Gloria L. Cronin

11. The Jewish Journey of Saul Bellow: From Secular Satirist to Spiritual Seeker
Sarah Blacher Cohen

12. Philip Roth and Jewish American Literature at the Millennium
Bonnie Lyons

13. Malamud and Ozick: Kindred Neshamas
Evelyn Avery

14. Myth and Addiction in Jonathan Rosen's Eve's Apple
Suzanne Evertsen Lundquist

15. Evolving Paradigms of Jewish Women in Twentieth-Century American Jewish Fiction: Through a Male Lens/Through a Female Lens
S. Lillian Kremer

16. After the Melting Pot: Jewish Women Writers and the Man in the Wrong Clothes
Miriyam Glazer

17. Restorying Jewish Mothers
Janet Burstein



Deepens and enriches our understanding of the Jewish literary tradition and the implications of the Shoah.

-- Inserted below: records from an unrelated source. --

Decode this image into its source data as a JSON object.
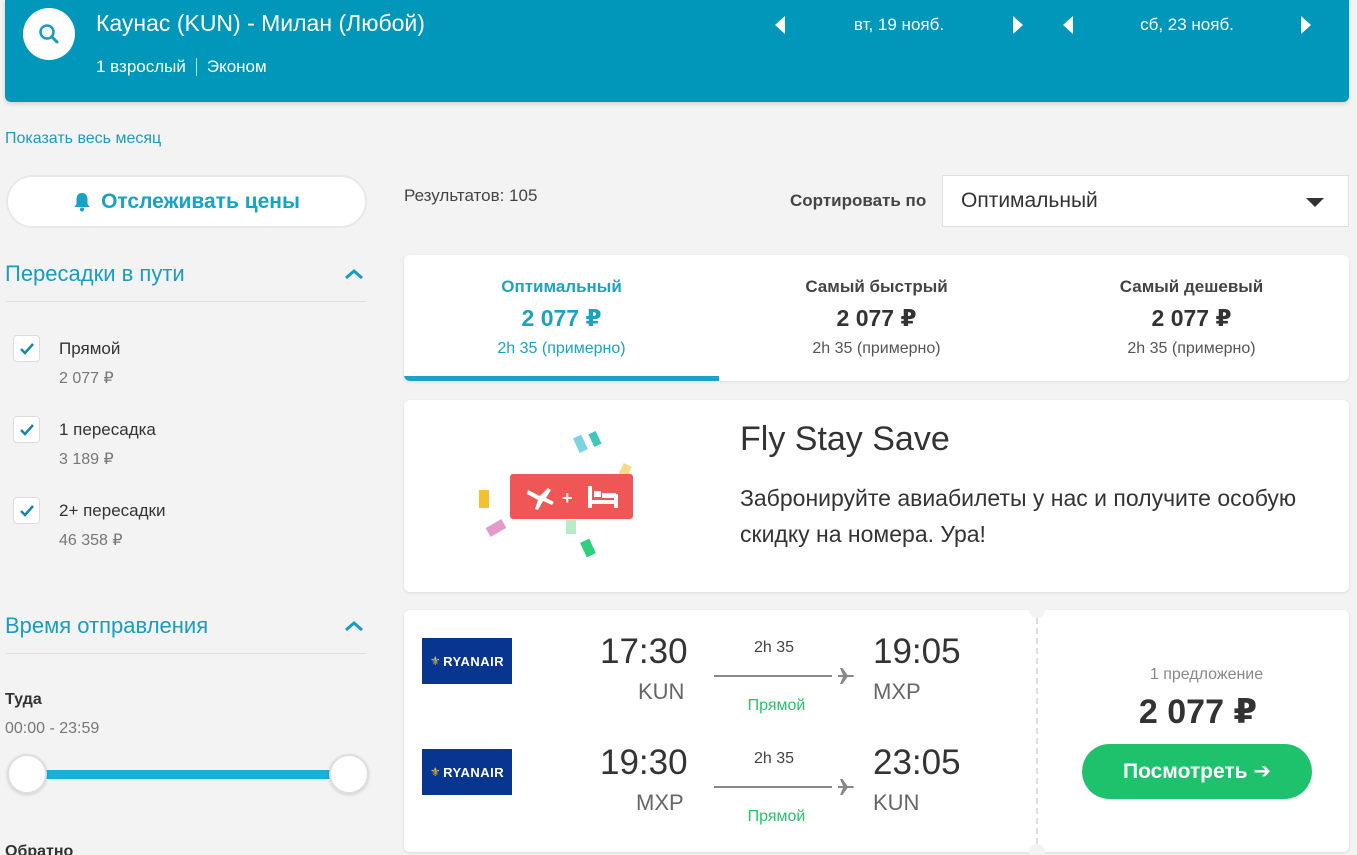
{
  "header": {
    "route": "Каунас (KUN) - Милан (Любой)",
    "passengers": "1 взрослый",
    "cabin": "Эконом",
    "depart_date": "вт, 19 нояб.",
    "return_date": "сб, 23 нояб.",
    "color": "#0097ba"
  },
  "sidebar": {
    "show_month": "Показать весь месяц",
    "track_prices": "Отслеживать цены",
    "stops_title": "Пересадки в пути",
    "stops": [
      {
        "label": "Прямой",
        "price": "2 077 ₽",
        "checked": true
      },
      {
        "label": "1 пересадка",
        "price": "3 189 ₽",
        "checked": true
      },
      {
        "label": "2+ пересадки",
        "price": "46 358 ₽",
        "checked": true
      }
    ],
    "departure_title": "Время отправления",
    "outbound_label": "Туда",
    "outbound_range": "00:00 - 23:59",
    "return_label": "Обратно"
  },
  "results": {
    "count": "Результатов: 105",
    "sort_label": "Сортировать по",
    "sort_value": "Оптимальный"
  },
  "tabs": [
    {
      "title": "Оптимальный",
      "price": "2 077 ₽",
      "duration": "2h 35 (примерно)",
      "active": true
    },
    {
      "title": "Самый быстрый",
      "price": "2 077 ₽",
      "duration": "2h 35 (примерно)",
      "active": false
    },
    {
      "title": "Самый дешевый",
      "price": "2 077 ₽",
      "duration": "2h 35 (примерно)",
      "active": false
    }
  ],
  "promo": {
    "title": "Fly Stay Save",
    "text": "Забронируйте авиабилеты у нас и получите особую скидку на номера. Ура!"
  },
  "flight": {
    "legs": [
      {
        "airline": "RYANAIR",
        "dep_time": "17:30",
        "dep_code": "KUN",
        "duration": "2h 35",
        "stops": "Прямой",
        "arr_time": "19:05",
        "arr_code": "MXP"
      },
      {
        "airline": "RYANAIR",
        "dep_time": "19:30",
        "dep_code": "MXP",
        "duration": "2h 35",
        "stops": "Прямой",
        "arr_time": "23:05",
        "arr_code": "KUN"
      }
    ],
    "offers": "1 предложение",
    "price": "2 077 ₽",
    "view_button": "Посмотреть ➔"
  }
}
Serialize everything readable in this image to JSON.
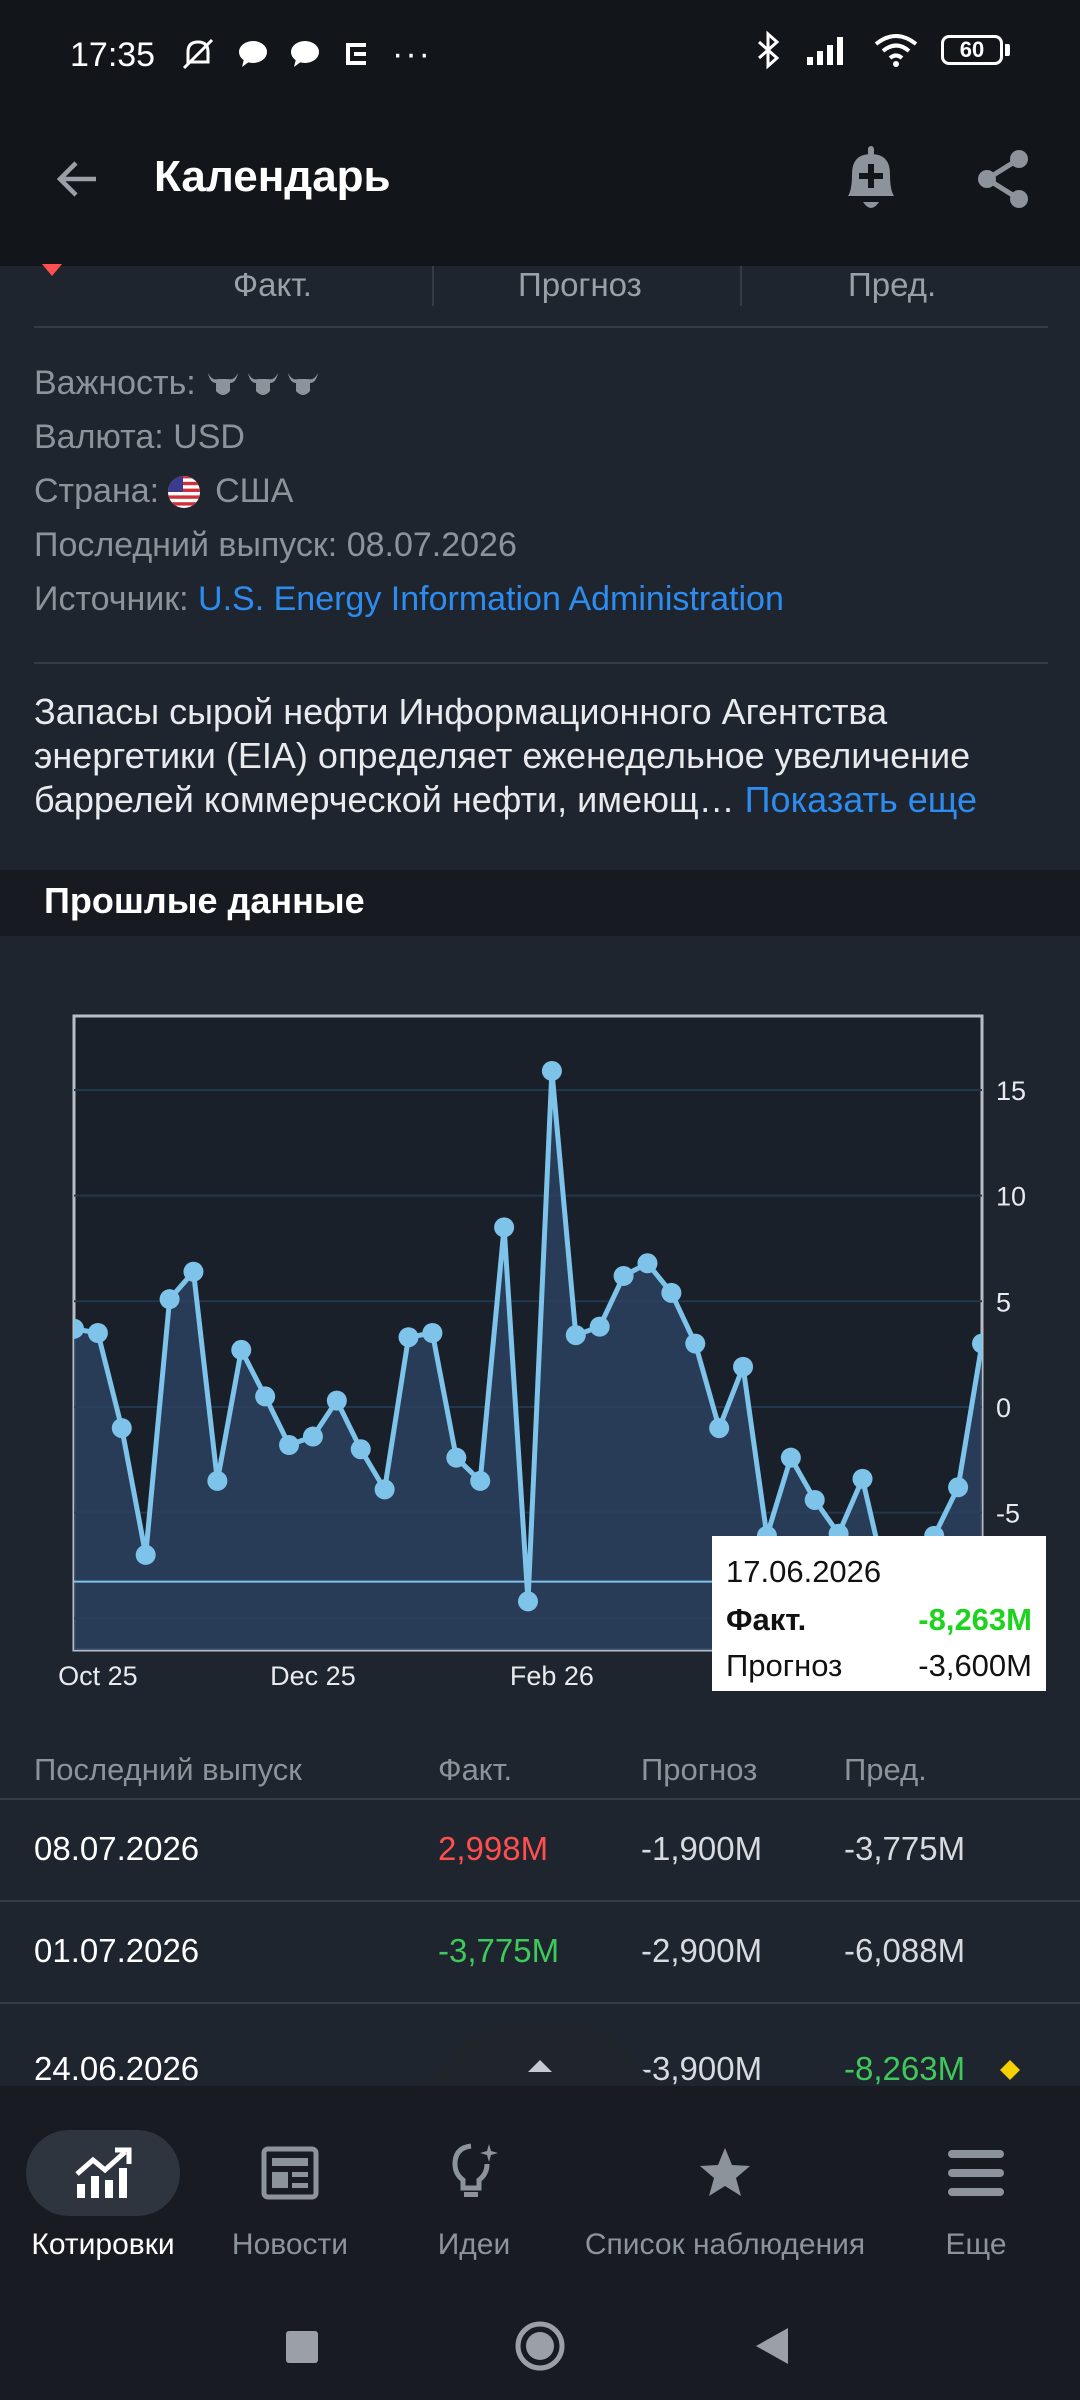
{
  "status_bar": {
    "time": "17:35",
    "battery": "60"
  },
  "app_bar": {
    "title": "Календарь"
  },
  "columns": {
    "fact": "Факт.",
    "forecast": "Прогноз",
    "previous": "Пред."
  },
  "info": {
    "importance_label": "Важность:",
    "currency_label": "Валюта:",
    "currency_value": "USD",
    "country_label": "Страна:",
    "country_value": "США",
    "last_release_label": "Последний выпуск:",
    "last_release_value": "08.07.2026",
    "source_label": "Источник:",
    "source_value": "U.S. Energy Information Administration"
  },
  "description": {
    "text": "Запасы сырой нефти Информационного Агентства энергетики (EIA) определяет еженедельное увеличение баррелей коммерческой нефти, имеющ…",
    "show_more": "Показать еще"
  },
  "past_data_title": "Прошлые данные",
  "chart_data": {
    "type": "area",
    "x_tick_labels": [
      "Oct 25",
      "Dec 25",
      "Feb 26"
    ],
    "y_ticks": [
      15,
      10,
      5,
      0,
      -5
    ],
    "ylim": [
      -11.5,
      18.5
    ],
    "grid": true,
    "values": [
      3.7,
      3.5,
      -1.0,
      -7.0,
      5.1,
      6.4,
      -3.5,
      2.7,
      0.5,
      -1.8,
      -1.4,
      0.3,
      -2.0,
      -3.9,
      3.3,
      3.5,
      -2.4,
      -3.5,
      8.5,
      -9.2,
      15.9,
      3.4,
      3.8,
      6.2,
      6.8,
      5.4,
      3.0,
      -1.0,
      1.9,
      -6.1,
      -2.4,
      -4.4,
      -6.0,
      -3.4,
      -8.3,
      -8.0,
      -6.1,
      -3.8,
      3.0
    ],
    "highlight_value": -8.263
  },
  "tooltip": {
    "date": "17.06.2026",
    "fact_label": "Факт.",
    "fact_value": "-8,263M",
    "forecast_label": "Прогноз",
    "forecast_value": "-3,600M"
  },
  "table": {
    "headers": [
      "Последний выпуск",
      "Факт.",
      "Прогноз",
      "Пред."
    ],
    "rows": [
      {
        "date": "08.07.2026",
        "fact": "2,998M",
        "forecast": "-1,900M",
        "previous": "-3,775M"
      },
      {
        "date": "01.07.2026",
        "fact": "-3,775M",
        "forecast": "-2,900M",
        "previous": "-6,088M"
      },
      {
        "date": "24.06.2026",
        "fact": "",
        "forecast": "-3,900M",
        "previous": "-8,263M"
      }
    ]
  },
  "colors": {
    "fact_up": "#ff4f4f",
    "fact_down": "#3ec95a",
    "link": "#2d8cf0",
    "chart_line": "#7ec3ea",
    "tooltip_green": "#1ed31e",
    "marker": "#f5d000"
  },
  "bottom_nav": [
    {
      "label": "Котировки",
      "icon": "chart-up-icon"
    },
    {
      "label": "Новости",
      "icon": "newspaper-icon"
    },
    {
      "label": "Идеи",
      "icon": "lightbulb-icon"
    },
    {
      "label": "Список наблюдения",
      "icon": "star-icon"
    },
    {
      "label": "Еще",
      "icon": "menu-icon"
    }
  ]
}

Challenging the notion that Jewish American and Holocaust literature have exhausted their limits, this volume reexamines these closely linked traditions in light of recent postmodern theory. Composed against the tumultuous background of great cultural transition and unprecedented state-sponsored systematic murder, Jewish American and Holocaust literature both address the concerns of postmodern human existence in extremis. In addition to exploring how various mythic and literary themes are deconstructed in the lurid light of Auschwitz, this book provides critical reassessments of Saul Bellow, Bernard Malamud, and Philip Roth, as well as contemporary Jewish American writers who are extending this vibrant tradition into the new millennium. These essays deepen and enrich our understanding of the Jewish literary tradition and the implications of the Shoah.

Alan L. Berger is the Raddock Eminent Scholar Chair of Holocaust Studies and directs the Holocaust and Judaic Studies program and the Center for the Study of Values and Violence after Auschwitz at Florida Atlantic University. His previous books include Children of Job: American Second-Generation Witnesses to the Holocaust, also published by SUNY Press, and the Encyclopedia of Holocaust Literature (coedited with David Patterson and Sarita Cargas). Gloria L. Cronin is Professor of English at Brigham Young University and has written and edited numerous books, including A Room of His Own: In Search of the Feminine in the Novels of Saul Bellow.